PROBLEM REQUIREMENTS >> Wherever an image appears in the data, omit it and copy all the remaining text word for word.

DATA RECORDS >>
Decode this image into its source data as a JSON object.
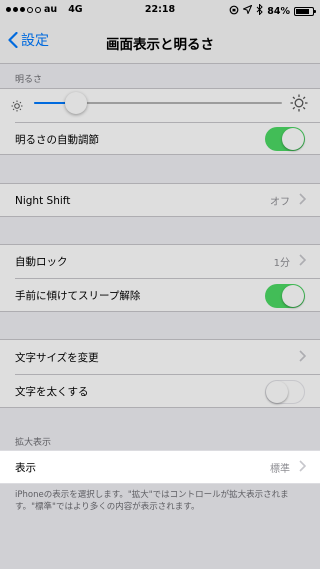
{
  "status": {
    "carrier": "au",
    "network": "4G",
    "time": "22:18",
    "battery": "84%",
    "battery_level": 0.84
  },
  "nav": {
    "back_label": "設定",
    "title": "画面表示と明るさ"
  },
  "brightness": {
    "header": "明るさ",
    "level": 0.17,
    "auto_label": "明るさの自動調節",
    "auto_on": true
  },
  "night_shift": {
    "label": "Night Shift",
    "value": "オフ"
  },
  "lock": {
    "auto_lock_label": "自動ロック",
    "auto_lock_value": "1分",
    "raise_to_wake_label": "手前に傾けてスリープ解除",
    "raise_to_wake_on": true
  },
  "text": {
    "text_size_label": "文字サイズを変更",
    "bold_text_label": "文字を太くする",
    "bold_on": false
  },
  "zoom": {
    "header": "拡大表示",
    "view_label": "表示",
    "view_value": "標準",
    "footer": "iPhoneの表示を選択します。\"拡大\"ではコントロールが拡大表示されます。\"標準\"ではより多くの内容が表示されます。"
  },
  "colors": {
    "accent": "#007aff",
    "toggle_on": "#4cd964"
  }
}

RESPONSE TO THIS TASK >>
Decode this image into its source data as a JSON object.
{
  "status": {
    "carrier": "au",
    "network": "4G",
    "time": "22:18",
    "battery": "84%",
    "battery_level": 0.84
  },
  "nav": {
    "back_label": "設定",
    "title": "画面表示と明るさ"
  },
  "brightness": {
    "header": "明るさ",
    "level": 0.17,
    "auto_label": "明るさの自動調節",
    "auto_on": true
  },
  "night_shift": {
    "label": "Night Shift",
    "value": "オフ"
  },
  "lock": {
    "auto_lock_label": "自動ロック",
    "auto_lock_value": "1分",
    "raise_to_wake_label": "手前に傾けてスリープ解除",
    "raise_to_wake_on": true
  },
  "text": {
    "text_size_label": "文字サイズを変更",
    "bold_text_label": "文字を太くする",
    "bold_on": false
  },
  "zoom": {
    "header": "拡大表示",
    "view_label": "表示",
    "view_value": "標準",
    "footer": "iPhoneの表示を選択します。\"拡大\"ではコントロールが拡大表示されます。\"標準\"ではより多くの内容が表示されます。"
  },
  "colors": {
    "accent": "#007aff",
    "toggle_on": "#4cd964"
  }
}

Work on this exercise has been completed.